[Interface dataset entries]
------
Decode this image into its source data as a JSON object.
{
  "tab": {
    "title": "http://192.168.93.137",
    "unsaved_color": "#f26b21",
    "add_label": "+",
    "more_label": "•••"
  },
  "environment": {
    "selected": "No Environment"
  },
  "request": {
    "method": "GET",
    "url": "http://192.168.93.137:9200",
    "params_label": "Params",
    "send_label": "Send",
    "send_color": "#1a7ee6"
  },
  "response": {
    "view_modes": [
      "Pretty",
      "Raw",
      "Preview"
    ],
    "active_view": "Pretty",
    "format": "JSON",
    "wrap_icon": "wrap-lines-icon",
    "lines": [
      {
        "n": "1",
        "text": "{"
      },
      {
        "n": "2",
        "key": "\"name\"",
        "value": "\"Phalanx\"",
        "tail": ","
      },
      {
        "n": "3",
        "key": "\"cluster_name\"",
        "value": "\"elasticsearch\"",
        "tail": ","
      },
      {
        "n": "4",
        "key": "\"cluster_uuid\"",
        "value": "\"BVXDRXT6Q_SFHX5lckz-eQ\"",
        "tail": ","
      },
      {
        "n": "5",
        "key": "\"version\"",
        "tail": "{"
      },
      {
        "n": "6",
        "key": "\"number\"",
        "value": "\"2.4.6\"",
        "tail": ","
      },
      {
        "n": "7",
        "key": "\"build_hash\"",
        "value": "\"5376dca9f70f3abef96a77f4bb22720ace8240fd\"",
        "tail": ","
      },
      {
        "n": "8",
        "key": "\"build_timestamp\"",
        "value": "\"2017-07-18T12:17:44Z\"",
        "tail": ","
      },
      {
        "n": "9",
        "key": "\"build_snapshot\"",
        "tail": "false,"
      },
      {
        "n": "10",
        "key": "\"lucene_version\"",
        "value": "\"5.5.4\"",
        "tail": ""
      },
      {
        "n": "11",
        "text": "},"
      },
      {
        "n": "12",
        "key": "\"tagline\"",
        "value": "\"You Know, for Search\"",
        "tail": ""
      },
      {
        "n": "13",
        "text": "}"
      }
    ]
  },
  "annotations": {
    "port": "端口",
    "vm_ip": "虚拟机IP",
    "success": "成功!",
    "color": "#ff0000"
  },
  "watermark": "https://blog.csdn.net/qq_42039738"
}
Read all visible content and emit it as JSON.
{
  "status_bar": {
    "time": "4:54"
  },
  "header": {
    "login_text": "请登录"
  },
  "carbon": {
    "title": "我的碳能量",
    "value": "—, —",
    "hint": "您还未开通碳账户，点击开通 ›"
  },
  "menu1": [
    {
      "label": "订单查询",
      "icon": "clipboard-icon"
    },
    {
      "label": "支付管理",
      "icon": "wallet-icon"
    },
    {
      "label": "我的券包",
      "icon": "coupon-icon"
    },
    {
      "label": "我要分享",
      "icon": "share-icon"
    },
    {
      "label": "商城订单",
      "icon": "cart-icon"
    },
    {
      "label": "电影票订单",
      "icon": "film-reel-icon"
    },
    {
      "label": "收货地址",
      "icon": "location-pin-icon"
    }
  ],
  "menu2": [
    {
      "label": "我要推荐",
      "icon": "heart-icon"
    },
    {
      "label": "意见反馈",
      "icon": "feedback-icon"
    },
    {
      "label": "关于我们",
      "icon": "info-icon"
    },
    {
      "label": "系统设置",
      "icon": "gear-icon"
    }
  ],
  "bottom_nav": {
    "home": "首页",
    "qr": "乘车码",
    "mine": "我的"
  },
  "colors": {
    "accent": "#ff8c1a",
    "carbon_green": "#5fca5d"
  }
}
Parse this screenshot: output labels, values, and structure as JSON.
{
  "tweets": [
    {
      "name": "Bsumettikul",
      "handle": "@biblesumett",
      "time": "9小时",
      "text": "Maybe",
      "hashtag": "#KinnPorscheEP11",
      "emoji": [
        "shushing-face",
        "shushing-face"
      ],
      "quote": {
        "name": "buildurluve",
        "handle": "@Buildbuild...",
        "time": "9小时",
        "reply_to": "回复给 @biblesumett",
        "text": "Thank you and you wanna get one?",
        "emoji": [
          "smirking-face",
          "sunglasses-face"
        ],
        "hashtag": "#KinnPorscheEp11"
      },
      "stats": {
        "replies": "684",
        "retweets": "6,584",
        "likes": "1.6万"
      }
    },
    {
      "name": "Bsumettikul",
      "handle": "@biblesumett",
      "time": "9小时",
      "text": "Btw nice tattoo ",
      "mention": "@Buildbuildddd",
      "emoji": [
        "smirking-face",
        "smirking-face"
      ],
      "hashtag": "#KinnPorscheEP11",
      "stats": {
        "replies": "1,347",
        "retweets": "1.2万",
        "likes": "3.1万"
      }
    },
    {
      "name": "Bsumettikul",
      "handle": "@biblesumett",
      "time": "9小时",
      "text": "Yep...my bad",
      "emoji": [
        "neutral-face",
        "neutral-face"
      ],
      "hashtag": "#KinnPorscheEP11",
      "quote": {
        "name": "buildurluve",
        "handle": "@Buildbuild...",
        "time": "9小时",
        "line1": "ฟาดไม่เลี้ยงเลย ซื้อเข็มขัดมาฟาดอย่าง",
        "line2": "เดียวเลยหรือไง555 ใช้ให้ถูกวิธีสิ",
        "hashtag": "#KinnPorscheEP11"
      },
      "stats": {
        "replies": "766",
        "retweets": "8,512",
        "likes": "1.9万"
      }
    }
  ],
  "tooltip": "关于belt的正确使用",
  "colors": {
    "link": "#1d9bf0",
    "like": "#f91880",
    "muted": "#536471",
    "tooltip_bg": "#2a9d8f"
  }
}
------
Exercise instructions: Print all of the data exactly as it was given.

Output:
Decode this image into its source data as a JSON object.
{
  "tab": {
    "title": "http://192.168.93.137",
    "unsaved_color": "#f26b21",
    "add_label": "+",
    "more_label": "•••"
  },
  "environment": {
    "selected": "No Environment"
  },
  "request": {
    "method": "GET",
    "url": "http://192.168.93.137:9200",
    "params_label": "Params",
    "send_label": "Send",
    "send_color": "#1a7ee6"
  },
  "response": {
    "view_modes": [
      "Pretty",
      "Raw",
      "Preview"
    ],
    "active_view": "Pretty",
    "format": "JSON",
    "wrap_icon": "wrap-lines-icon",
    "lines": [
      {
        "n": "1",
        "text": "{"
      },
      {
        "n": "2",
        "key": "\"name\"",
        "value": "\"Phalanx\"",
        "tail": ","
      },
      {
        "n": "3",
        "key": "\"cluster_name\"",
        "value": "\"elasticsearch\"",
        "tail": ","
      },
      {
        "n": "4",
        "key": "\"cluster_uuid\"",
        "value": "\"BVXDRXT6Q_SFHX5lckz-eQ\"",
        "tail": ","
      },
      {
        "n": "5",
        "key": "\"version\"",
        "tail": "{"
      },
      {
        "n": "6",
        "key": "\"number\"",
        "value": "\"2.4.6\"",
        "tail": ","
      },
      {
        "n": "7",
        "key": "\"build_hash\"",
        "value": "\"5376dca9f70f3abef96a77f4bb22720ace8240fd\"",
        "tail": ","
      },
      {
        "n": "8",
        "key": "\"build_timestamp\"",
        "value": "\"2017-07-18T12:17:44Z\"",
        "tail": ","
      },
      {
        "n": "9",
        "key": "\"build_snapshot\"",
        "tail": "false,"
      },
      {
        "n": "10",
        "key": "\"lucene_version\"",
        "value": "\"5.5.4\"",
        "tail": ""
      },
      {
        "n": "11",
        "text": "},"
      },
      {
        "n": "12",
        "key": "\"tagline\"",
        "value": "\"You Know, for Search\"",
        "tail": ""
      },
      {
        "n": "13",
        "text": "}"
      }
    ]
  },
  "annotations": {
    "port": "端口",
    "vm_ip": "虚拟机IP",
    "success": "成功!",
    "color": "#ff0000"
  },
  "watermark": "https://blog.csdn.net/qq_42039738"
}
Read all visible content and emit it as JSON.
{
  "status_bar": {
    "time": "4:54"
  },
  "header": {
    "login_text": "请登录"
  },
  "carbon": {
    "title": "我的碳能量",
    "value": "—, —",
    "hint": "您还未开通碳账户，点击开通 ›"
  },
  "menu1": [
    {
      "label": "订单查询",
      "icon": "clipboard-icon"
    },
    {
      "label": "支付管理",
      "icon": "wallet-icon"
    },
    {
      "label": "我的券包",
      "icon": "coupon-icon"
    },
    {
      "label": "我要分享",
      "icon": "share-icon"
    },
    {
      "label": "商城订单",
      "icon": "cart-icon"
    },
    {
      "label": "电影票订单",
      "icon": "film-reel-icon"
    },
    {
      "label": "收货地址",
      "icon": "location-pin-icon"
    }
  ],
  "menu2": [
    {
      "label": "我要推荐",
      "icon": "heart-icon"
    },
    {
      "label": "意见反馈",
      "icon": "feedback-icon"
    },
    {
      "label": "关于我们",
      "icon": "info-icon"
    },
    {
      "label": "系统设置",
      "icon": "gear-icon"
    }
  ],
  "bottom_nav": {
    "home": "首页",
    "qr": "乘车码",
    "mine": "我的"
  },
  "colors": {
    "accent": "#ff8c1a",
    "carbon_green": "#5fca5d"
  }
}
Parse this screenshot: output labels, values, and structure as JSON.
{
  "tweets": [
    {
      "name": "Bsumettikul",
      "handle": "@biblesumett",
      "time": "9小时",
      "text": "Maybe",
      "hashtag": "#KinnPorscheEP11",
      "emoji": [
        "shushing-face",
        "shushing-face"
      ],
      "quote": {
        "name": "buildurluve",
        "handle": "@Buildbuild...",
        "time": "9小时",
        "reply_to": "回复给 @biblesumett",
        "text": "Thank you and you wanna get one?",
        "emoji": [
          "smirking-face",
          "sunglasses-face"
        ],
        "hashtag": "#KinnPorscheEp11"
      },
      "stats": {
        "replies": "684",
        "retweets": "6,584",
        "likes": "1.6万"
      }
    },
    {
      "name": "Bsumettikul",
      "handle": "@biblesumett",
      "time": "9小时",
      "text": "Btw nice tattoo ",
      "mention": "@Buildbuildddd",
      "emoji": [
        "smirking-face",
        "smirking-face"
      ],
      "hashtag": "#KinnPorscheEP11",
      "stats": {
        "replies": "1,347",
        "retweets": "1.2万",
        "likes": "3.1万"
      }
    },
    {
      "name": "Bsumettikul",
      "handle": "@biblesumett",
      "time": "9小时",
      "text": "Yep...my bad",
      "emoji": [
        "neutral-face",
        "neutral-face"
      ],
      "hashtag": "#KinnPorscheEP11",
      "quote": {
        "name": "buildurluve",
        "handle": "@Buildbuild...",
        "time": "9小时",
        "line1": "ฟาดไม่เลี้ยงเลย ซื้อเข็มขัดมาฟาดอย่าง",
        "line2": "เดียวเลยหรือไง555 ใช้ให้ถูกวิธีสิ",
        "hashtag": "#KinnPorscheEP11"
      },
      "stats": {
        "replies": "766",
        "retweets": "8,512",
        "likes": "1.9万"
      }
    }
  ],
  "tooltip": "关于belt的正确使用",
  "colors": {
    "link": "#1d9bf0",
    "like": "#f91880",
    "muted": "#536471",
    "tooltip_bg": "#2a9d8f"
  }
}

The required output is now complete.